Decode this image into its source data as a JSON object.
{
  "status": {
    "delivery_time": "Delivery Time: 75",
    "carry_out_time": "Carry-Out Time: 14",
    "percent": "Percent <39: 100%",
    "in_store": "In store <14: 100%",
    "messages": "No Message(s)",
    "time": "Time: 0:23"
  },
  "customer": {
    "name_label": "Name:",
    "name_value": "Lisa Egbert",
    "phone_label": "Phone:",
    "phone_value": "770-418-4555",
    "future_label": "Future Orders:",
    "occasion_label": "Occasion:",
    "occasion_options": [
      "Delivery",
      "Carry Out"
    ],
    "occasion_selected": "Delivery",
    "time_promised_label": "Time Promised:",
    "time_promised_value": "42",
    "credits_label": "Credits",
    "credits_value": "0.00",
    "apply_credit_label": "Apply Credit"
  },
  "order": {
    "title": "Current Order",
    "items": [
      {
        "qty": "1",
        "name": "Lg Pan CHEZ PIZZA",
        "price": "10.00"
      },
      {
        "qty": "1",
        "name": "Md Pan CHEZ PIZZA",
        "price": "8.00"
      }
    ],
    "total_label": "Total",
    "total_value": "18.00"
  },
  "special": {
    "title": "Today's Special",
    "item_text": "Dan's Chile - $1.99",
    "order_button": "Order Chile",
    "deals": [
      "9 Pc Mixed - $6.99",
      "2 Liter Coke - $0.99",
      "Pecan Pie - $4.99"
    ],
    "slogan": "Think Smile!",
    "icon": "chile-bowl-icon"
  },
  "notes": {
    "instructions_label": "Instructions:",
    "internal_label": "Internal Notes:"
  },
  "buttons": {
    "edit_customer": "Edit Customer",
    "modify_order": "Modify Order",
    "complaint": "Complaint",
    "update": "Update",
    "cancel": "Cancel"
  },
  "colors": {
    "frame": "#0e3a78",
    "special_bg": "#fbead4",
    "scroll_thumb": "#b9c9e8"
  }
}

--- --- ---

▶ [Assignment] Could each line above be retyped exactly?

▶ [Task answer]
Decode this image into its source data as a JSON object.
{
  "status": {
    "delivery_time": "Delivery Time: 75",
    "carry_out_time": "Carry-Out Time: 14",
    "percent": "Percent <39: 100%",
    "in_store": "In store <14: 100%",
    "messages": "No Message(s)",
    "time": "Time: 0:23"
  },
  "customer": {
    "name_label": "Name:",
    "name_value": "Lisa Egbert",
    "phone_label": "Phone:",
    "phone_value": "770-418-4555",
    "future_label": "Future Orders:",
    "occasion_label": "Occasion:",
    "occasion_options": [
      "Delivery",
      "Carry Out"
    ],
    "occasion_selected": "Delivery",
    "time_promised_label": "Time Promised:",
    "time_promised_value": "42",
    "credits_label": "Credits",
    "credits_value": "0.00",
    "apply_credit_label": "Apply Credit"
  },
  "order": {
    "title": "Current Order",
    "items": [
      {
        "qty": "1",
        "name": "Lg Pan CHEZ PIZZA",
        "price": "10.00"
      },
      {
        "qty": "1",
        "name": "Md Pan CHEZ PIZZA",
        "price": "8.00"
      }
    ],
    "total_label": "Total",
    "total_value": "18.00"
  },
  "special": {
    "title": "Today's Special",
    "item_text": "Dan's Chile - $1.99",
    "order_button": "Order Chile",
    "deals": [
      "9 Pc Mixed - $6.99",
      "2 Liter Coke - $0.99",
      "Pecan Pie - $4.99"
    ],
    "slogan": "Think Smile!",
    "icon": "chile-bowl-icon"
  },
  "notes": {
    "instructions_label": "Instructions:",
    "internal_label": "Internal Notes:"
  },
  "buttons": {
    "edit_customer": "Edit Customer",
    "modify_order": "Modify Order",
    "complaint": "Complaint",
    "update": "Update",
    "cancel": "Cancel"
  },
  "colors": {
    "frame": "#0e3a78",
    "special_bg": "#fbead4",
    "scroll_thumb": "#b9c9e8"
  }
}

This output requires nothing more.